EducAid and their partners have ended a day Education Innovation Challenge (EIC) learning workshop which brought service providers together.
The day workshop which took place at Sierra Palm over the weekend saw EducAid, Rising Academy Network, Save the Children and World Vision sharing ideas, and implementation to know the things that went wrong and the one that were right and what they have learnt from the data collected.
“It’s all about sharing ideas, so the EducAid could learn from the other four service providers, and the other four service providers could learn from EducAid,” said Joseph M. Khan, EducAid Education Coordinator and current Lead Project Manager for EIC project.

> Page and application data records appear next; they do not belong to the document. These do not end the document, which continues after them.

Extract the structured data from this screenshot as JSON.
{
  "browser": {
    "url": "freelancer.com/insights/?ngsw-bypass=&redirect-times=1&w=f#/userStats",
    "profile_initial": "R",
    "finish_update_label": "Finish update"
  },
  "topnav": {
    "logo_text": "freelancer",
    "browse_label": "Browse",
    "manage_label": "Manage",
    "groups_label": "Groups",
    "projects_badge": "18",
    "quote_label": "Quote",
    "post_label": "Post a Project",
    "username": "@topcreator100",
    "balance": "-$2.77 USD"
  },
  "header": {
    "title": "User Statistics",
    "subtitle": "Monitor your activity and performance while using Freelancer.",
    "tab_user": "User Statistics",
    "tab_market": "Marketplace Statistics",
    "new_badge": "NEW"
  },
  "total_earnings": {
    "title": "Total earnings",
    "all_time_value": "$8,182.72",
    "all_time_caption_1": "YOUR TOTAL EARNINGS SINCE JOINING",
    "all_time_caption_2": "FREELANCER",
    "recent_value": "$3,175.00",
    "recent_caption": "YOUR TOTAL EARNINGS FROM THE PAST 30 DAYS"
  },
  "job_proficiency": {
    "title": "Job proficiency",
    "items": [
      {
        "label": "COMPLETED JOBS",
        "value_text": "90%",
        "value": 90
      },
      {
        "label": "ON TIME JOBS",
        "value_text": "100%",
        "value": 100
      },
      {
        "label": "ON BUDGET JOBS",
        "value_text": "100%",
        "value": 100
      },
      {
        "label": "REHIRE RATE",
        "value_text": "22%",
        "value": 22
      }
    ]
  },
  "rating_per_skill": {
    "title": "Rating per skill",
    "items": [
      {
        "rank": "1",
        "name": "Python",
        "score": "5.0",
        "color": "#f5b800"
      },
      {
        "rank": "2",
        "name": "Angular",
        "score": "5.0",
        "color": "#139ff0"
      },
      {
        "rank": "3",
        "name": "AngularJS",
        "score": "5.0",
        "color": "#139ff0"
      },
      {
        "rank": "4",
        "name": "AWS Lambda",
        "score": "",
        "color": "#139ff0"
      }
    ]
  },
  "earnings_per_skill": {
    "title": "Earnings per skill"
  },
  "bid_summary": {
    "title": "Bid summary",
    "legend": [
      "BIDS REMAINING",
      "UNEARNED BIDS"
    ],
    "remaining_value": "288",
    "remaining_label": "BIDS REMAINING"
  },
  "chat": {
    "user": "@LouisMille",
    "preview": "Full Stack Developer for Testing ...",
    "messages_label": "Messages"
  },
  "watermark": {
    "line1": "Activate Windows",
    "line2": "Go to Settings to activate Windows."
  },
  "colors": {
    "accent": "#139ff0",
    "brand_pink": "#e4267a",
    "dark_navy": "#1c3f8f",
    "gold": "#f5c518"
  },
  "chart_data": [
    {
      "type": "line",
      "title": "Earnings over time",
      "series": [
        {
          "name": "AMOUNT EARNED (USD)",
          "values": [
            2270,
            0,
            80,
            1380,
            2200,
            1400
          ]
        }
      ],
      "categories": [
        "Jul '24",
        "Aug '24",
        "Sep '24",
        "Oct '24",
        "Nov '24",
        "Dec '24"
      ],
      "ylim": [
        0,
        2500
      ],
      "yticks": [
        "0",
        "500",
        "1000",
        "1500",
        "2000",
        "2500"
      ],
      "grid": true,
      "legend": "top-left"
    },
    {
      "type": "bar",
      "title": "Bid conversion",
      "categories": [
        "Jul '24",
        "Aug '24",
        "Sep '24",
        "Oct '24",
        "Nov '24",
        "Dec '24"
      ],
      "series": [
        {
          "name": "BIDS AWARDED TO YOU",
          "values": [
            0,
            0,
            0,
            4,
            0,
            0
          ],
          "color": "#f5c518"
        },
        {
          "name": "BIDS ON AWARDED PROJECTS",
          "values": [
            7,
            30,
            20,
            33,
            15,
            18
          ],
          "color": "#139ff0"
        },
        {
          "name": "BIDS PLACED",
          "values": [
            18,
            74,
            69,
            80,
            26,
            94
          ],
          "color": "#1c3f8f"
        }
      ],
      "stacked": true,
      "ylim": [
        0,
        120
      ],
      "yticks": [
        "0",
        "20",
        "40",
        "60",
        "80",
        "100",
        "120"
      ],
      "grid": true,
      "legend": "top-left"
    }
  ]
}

This is the second EIC year 2 learning workshop EducAid is undertaking and it through the support of the Ministry of Basic and Senior Secondary Education.
Giving an overview of the project, Joseph said it started back when the current Minister of Basic and Senior Secondary Education, Dr. David Sengeh was acting as the Chief Innovation Officer for DSTI, he thought it fit that he wanted people that have ideas that could change the dynamics of education in the country, through that he shared invitation of a project for people to apply and his organization and other four organizations applied and were able to be selected to run the project.
“The project has been running for the second year now. it’s a two-year project, and the results and findings of the project will be cascaded in other schools, we really want to see a system that will be used in schools, making changes, this is a test case. When we see what the results of the test case will be like, we will think of extending it to other places,” he confirmed.
He pointed out that when they started the project, they encountered lots of challenges such as communication, teachers accepting them, the community, the geographical location of the projects, people understanding the project and collaborating with other districts stakeholders.
He furthered that community engagement is one of their success stories, noting that as the project is ending next year, they want to see it being sustainable.
Programme Manager for National Youth Awareness Forum, George Foday who is one of the service providers for the education challenging projects working across Bonthe which covered 30 schools in that district stated that their intervention, focus on three outcomes, strengthening together competence in pedagogy, and good content, and working with school leaders to strengthen their leadership capacity to effectively manage the schools and that the third outcome is to increase community relationship with schools and community support.
Chairman, Teaching Services Commission (TSC), Conrad Sackey described the project as unique in the sense that for several years, government has been investing in the learning outcomes of young people, but that the problem has always been that they don’t have any evidence that the investments are making any returns with those projects.
Certificates were distributed to EducAid Cluster Mentors and Teacher Coaches for their work in the field, they described them as heroes because of their efforts, time and energy of going to the remotest areas.